Wednesday, August 16, 2017

Revenge, Good, Evil, and the Will of God in Genesis 37-50

Imagine if you had a chance at revenge. Would you hurt those who had hurt you?
A man called Joseph faced just such a question.

Evil,
9 of Joseph's 10 older brothers perpetrated real genuine evil against him.
This was no accident or joke. They sold him into slavery. What they had done was evil and they knew it was. They could make self-deceptive excuses. They could lie and say they didn't mean to hurt him--even they had. They could try and stretch logic to morally equivocate saying that they sold him into slavery believing somehow it was not evil as killing him and getting his blood on their own hands. But that's just a semantic game that people play with themselves rather than having the courage to call evil what it really is: evil. See Genesis.37:25-29.

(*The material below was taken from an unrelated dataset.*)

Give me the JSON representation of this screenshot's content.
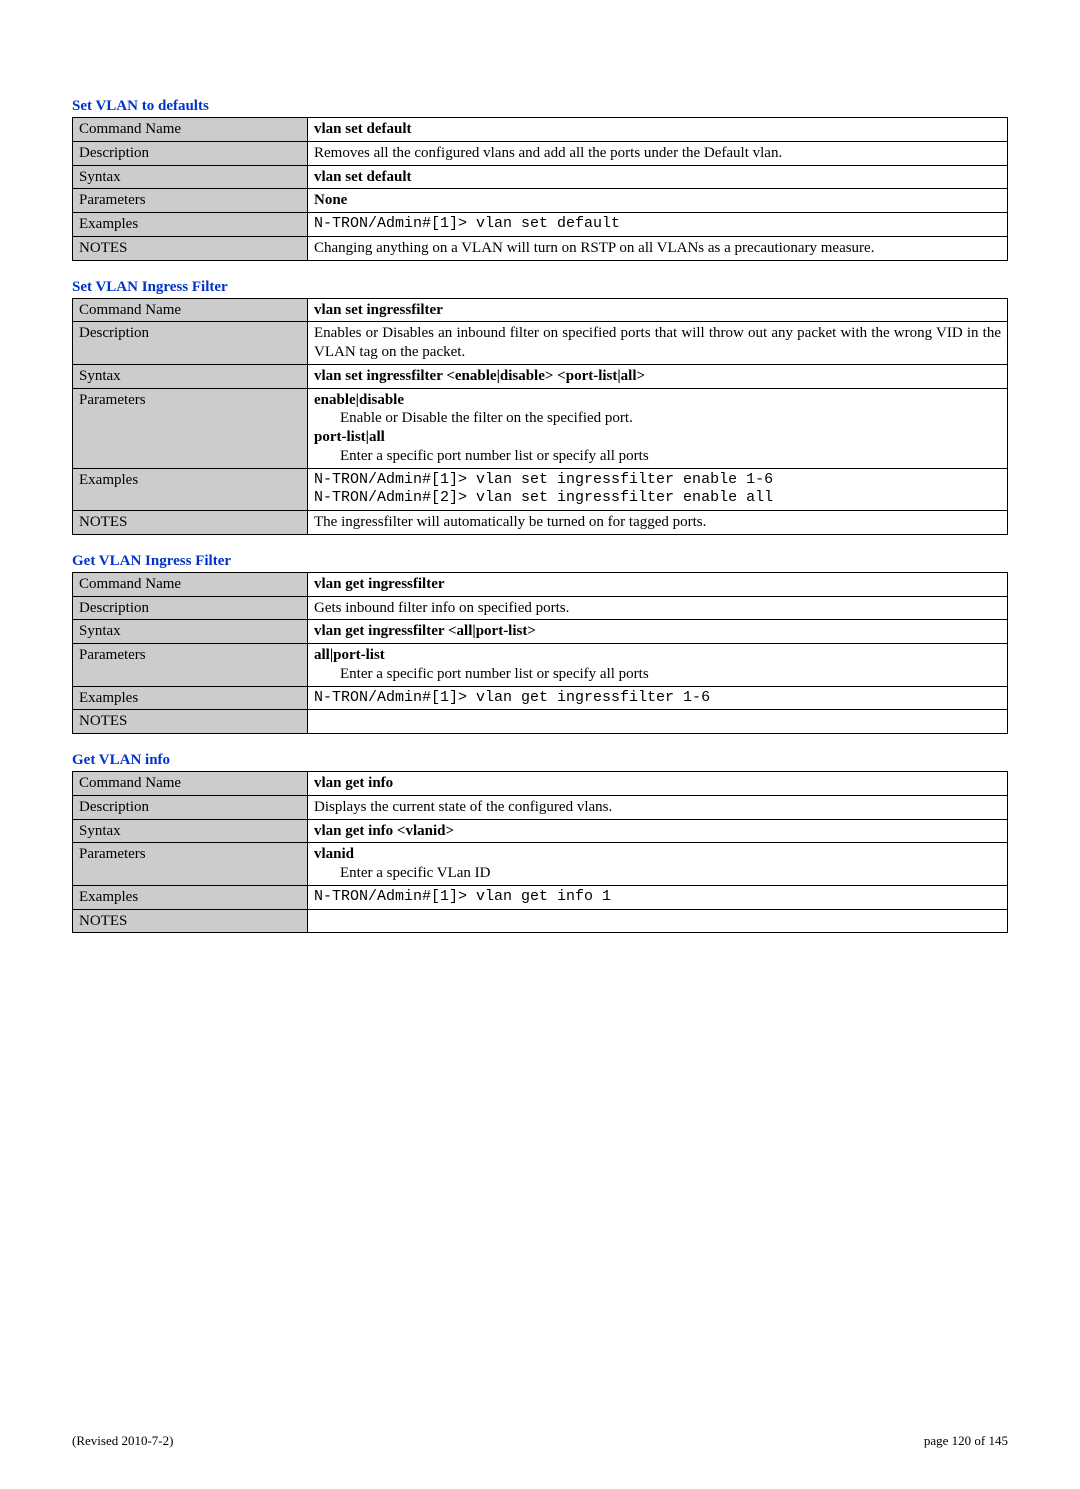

Imagine that a day came many years later when hunger placed these very same older brothers directly in Joseph's presence again. This time all the power in their relationship was flipped over. This time Joseph had power and what they most needed that day to stay alive: food for them and their families. And these brothers all bowed low to Joseph—just as he had dreamed would happen many years ago.

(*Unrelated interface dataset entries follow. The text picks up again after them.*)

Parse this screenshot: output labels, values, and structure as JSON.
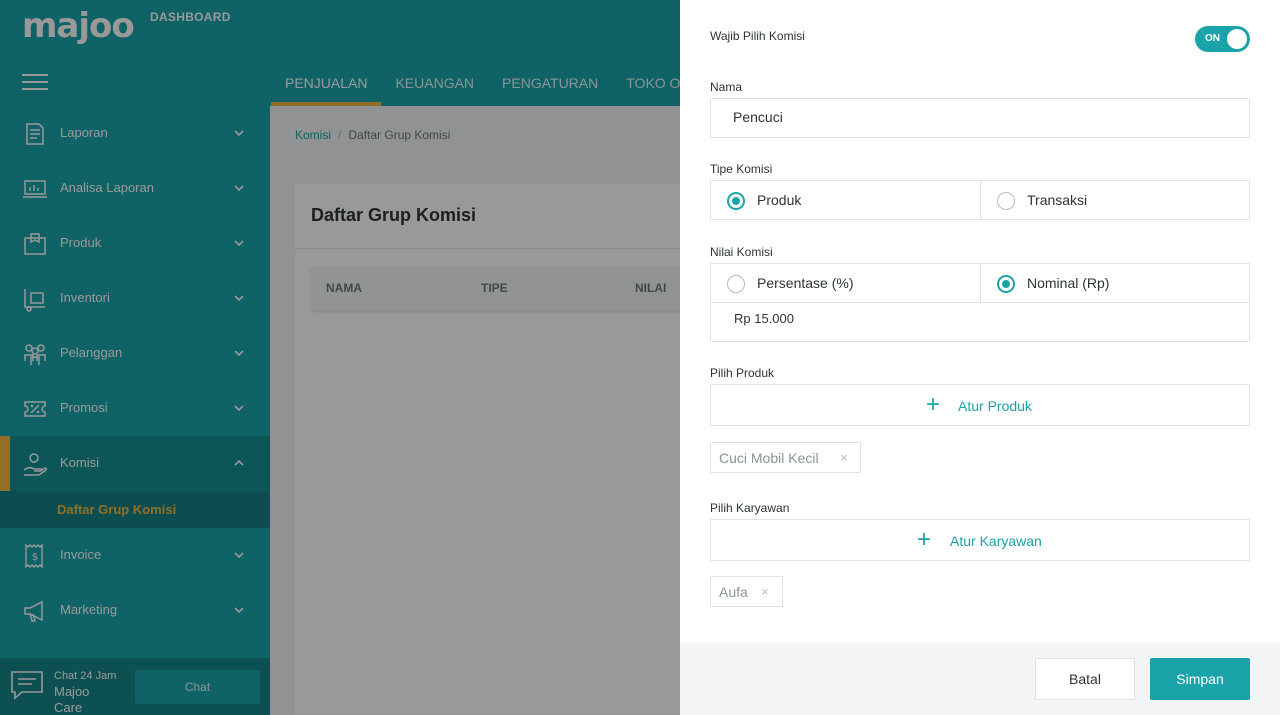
{
  "brand": {
    "logo": "majoo",
    "subtitle": "DASHBOARD"
  },
  "colors": {
    "primary": "#1aa3a8",
    "accent": "#f4b942",
    "overlay": "rgba(0,0,0,0.4)"
  },
  "topnav": [
    {
      "label": "PENJUALAN",
      "active": true
    },
    {
      "label": "KEUANGAN",
      "active": false
    },
    {
      "label": "PENGATURAN",
      "active": false
    },
    {
      "label": "TOKO ONL",
      "active": false
    }
  ],
  "sidebar": {
    "items": [
      {
        "label": "Laporan",
        "icon": "report-icon"
      },
      {
        "label": "Analisa Laporan",
        "icon": "analytics-icon"
      },
      {
        "label": "Produk",
        "icon": "box-icon"
      },
      {
        "label": "Inventori",
        "icon": "inventory-icon"
      },
      {
        "label": "Pelanggan",
        "icon": "customers-icon"
      },
      {
        "label": "Promosi",
        "icon": "coupon-icon"
      },
      {
        "label": "Komisi",
        "icon": "commission-icon",
        "active": true
      },
      {
        "label": "Invoice",
        "icon": "invoice-icon"
      },
      {
        "label": "Marketing",
        "icon": "megaphone-icon"
      }
    ],
    "submenu": {
      "label": "Daftar Grup Komisi"
    },
    "chat": {
      "line1": "Chat 24 Jam",
      "line2": "Majoo Care",
      "button": "Chat"
    }
  },
  "main": {
    "breadcrumb": {
      "link": "Komisi",
      "separator": "/",
      "current": "Daftar Grup Komisi"
    },
    "title": "Daftar Grup Komisi",
    "columns": [
      "NAMA",
      "TIPE",
      "NILAI"
    ]
  },
  "drawer": {
    "required": {
      "label": "Wajib Pilih Komisi",
      "toggle": "ON"
    },
    "name": {
      "label": "Nama",
      "value": "Pencuci"
    },
    "tipe": {
      "label": "Tipe Komisi",
      "options": [
        "Produk",
        "Transaksi"
      ],
      "selected": "Produk"
    },
    "nilai": {
      "label": "Nilai Komisi",
      "options": [
        "Persentase (%)",
        "Nominal (Rp)"
      ],
      "selected": "Nominal (Rp)",
      "value": "Rp 15.000"
    },
    "produk": {
      "label": "Pilih Produk",
      "button": "Atur Produk",
      "chips": [
        "Cuci Mobil Kecil"
      ]
    },
    "karyawan": {
      "label": "Pilih Karyawan",
      "button": "Atur Karyawan",
      "chips": [
        "Aufa"
      ]
    },
    "chip_close": "×",
    "footer": {
      "cancel": "Batal",
      "save": "Simpan"
    }
  }
}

Good,
real compassion, care, and concern guided Joseph's actions.
When he met his brothers many years later Joseph recognized his brothers right away. He knew who they were and what they had done. But he chose the opposite of revenge. Joseph waited until emotion overwhelmed him before he revealed his real identity. When he finally revealed himself he spoke kindly to them. He told them God had sent him ahead to preserve their lives and the lives of many. Joseph welcomed his father and brothers and extended family into Egypt. They settled and lived well.

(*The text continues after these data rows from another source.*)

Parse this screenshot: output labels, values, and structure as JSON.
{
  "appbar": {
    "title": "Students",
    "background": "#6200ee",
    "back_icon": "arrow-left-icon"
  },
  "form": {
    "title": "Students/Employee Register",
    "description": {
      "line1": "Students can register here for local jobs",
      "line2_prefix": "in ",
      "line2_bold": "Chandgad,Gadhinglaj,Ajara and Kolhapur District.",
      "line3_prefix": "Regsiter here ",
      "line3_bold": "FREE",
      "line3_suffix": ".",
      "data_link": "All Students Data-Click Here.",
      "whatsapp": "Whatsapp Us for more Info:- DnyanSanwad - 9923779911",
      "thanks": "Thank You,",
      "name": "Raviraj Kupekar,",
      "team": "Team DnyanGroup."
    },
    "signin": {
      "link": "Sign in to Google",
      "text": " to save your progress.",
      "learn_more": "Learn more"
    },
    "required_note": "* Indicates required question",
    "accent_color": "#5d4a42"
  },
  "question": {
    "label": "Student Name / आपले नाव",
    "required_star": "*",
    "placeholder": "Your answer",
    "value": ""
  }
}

God used evil for good ,
Things were good for Joseph's brothers. It was good for them; buy when their father Jacob died fear came over these older brothers again. Would Joseph use his power over his brothers to hurt them now. They knew what kind of evil people could perpetrate. And here Joseph's words speak of a great mystery—how God can use the evil people have done to others for good.

Joseph's words to his brothers speak to the truth of evil in our souls and in our world. And his words also speak to the goodness of God for all people.
19 And Joseph said unto them, Fear not: for am I in the place of God? 20 But as for you, ye thought evil against me; but God meant it unto good, to bring to pass, as it is this day, to save much people alive. 21 Now therefore fear ye not: I will nourish you, and your little ones. And he comforted them, and spake kindly unto them. Genesis 50:19-21 (KJV)
As a sinner saved by grace there's so much life in these words. God can use even our worst to bring about the best. And for that I give thanks,
Peace, and thanks for reading.
John